Top of Provided entries

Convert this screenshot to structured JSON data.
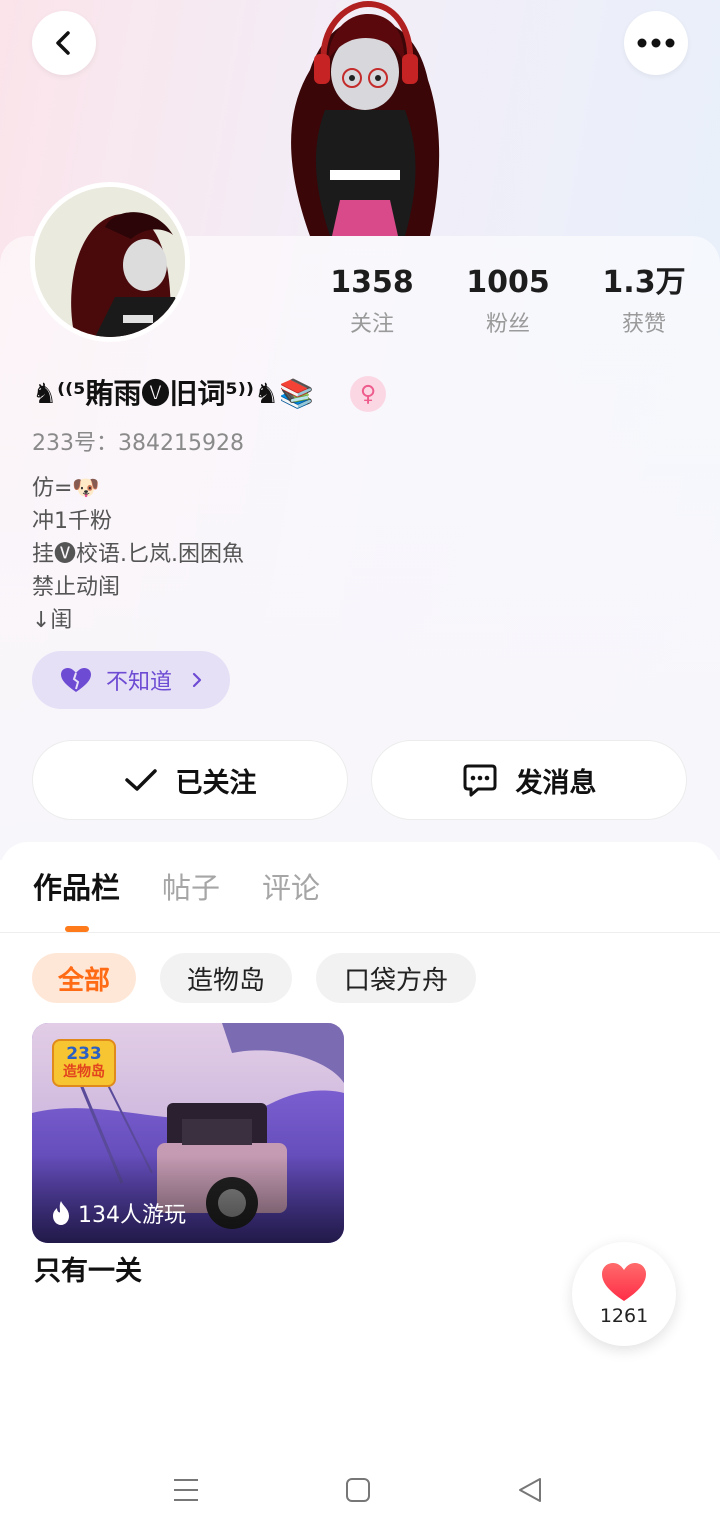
{
  "header": {
    "back_icon": "chevron-left-icon",
    "more_icon": "more-dots-icon"
  },
  "stats": [
    {
      "value": "1358",
      "label": "关注"
    },
    {
      "value": "1005",
      "label": "粉丝"
    },
    {
      "value": "1.3万",
      "label": "获赞"
    }
  ],
  "profile": {
    "username": "♞⁽⁽⁵賄雨🅥旧词⁵⁾⁾♞📚",
    "gender_symbol": "♀",
    "uid": "233号：384215928",
    "bio": [
      "仿=🐶",
      "冲1千粉",
      "挂🅥校语.匕岚.困困魚",
      "禁止动闺",
      "↓闺"
    ],
    "tag_label": "不知道"
  },
  "actions": {
    "follow_label": "已关注",
    "message_label": "发消息"
  },
  "tabs": [
    {
      "label": "作品栏",
      "active": true
    },
    {
      "label": "帖子",
      "active": false
    },
    {
      "label": "评论",
      "active": false
    }
  ],
  "filters": [
    {
      "label": "全部",
      "active": true
    },
    {
      "label": "造物岛",
      "active": false
    },
    {
      "label": "口袋方舟",
      "active": false
    }
  ],
  "works": [
    {
      "badge_line1": "233",
      "badge_line2": "造物岛",
      "play_count": "134人游玩",
      "title": "只有一关"
    }
  ],
  "like_float": {
    "count": "1261"
  },
  "colors": {
    "accent_orange": "#ff7a1a",
    "tag_purple": "#6d4bd3",
    "gender_pink": "#ee5c8c",
    "like_red": "#ff4a5a"
  }
}
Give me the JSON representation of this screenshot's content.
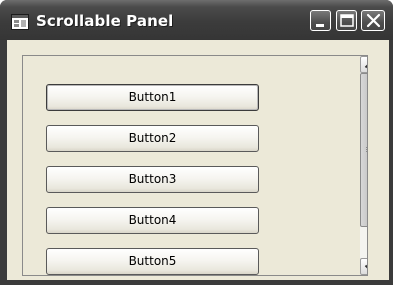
{
  "window": {
    "title": "Scrollable Panel"
  },
  "caption_buttons": [
    {
      "name": "minimize",
      "icon": "minimize-icon"
    },
    {
      "name": "maximize",
      "icon": "maximize-icon"
    },
    {
      "name": "close",
      "icon": "close-icon"
    }
  ],
  "panel": {
    "buttons": [
      {
        "label": "Button1",
        "focused": true
      },
      {
        "label": "Button2",
        "focused": false
      },
      {
        "label": "Button3",
        "focused": false
      },
      {
        "label": "Button4",
        "focused": false
      },
      {
        "label": "Button5",
        "focused": false
      }
    ],
    "scrollbar": {
      "orientation": "vertical",
      "up_icon": "chevron-up-icon",
      "down_icon": "chevron-down-icon",
      "position_fraction": 0.0,
      "visible_fraction": 0.83
    }
  },
  "colors": {
    "titlebar": "#3c3c3c",
    "client": "#ece9d8",
    "button_border": "#5a5a5a"
  }
}
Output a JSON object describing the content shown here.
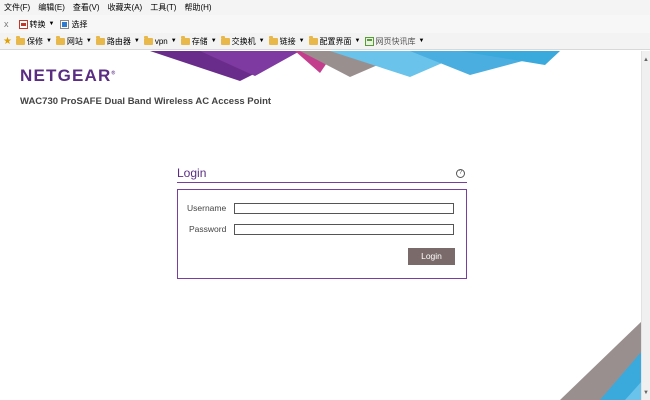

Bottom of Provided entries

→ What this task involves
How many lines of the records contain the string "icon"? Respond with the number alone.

→ Exercise result
7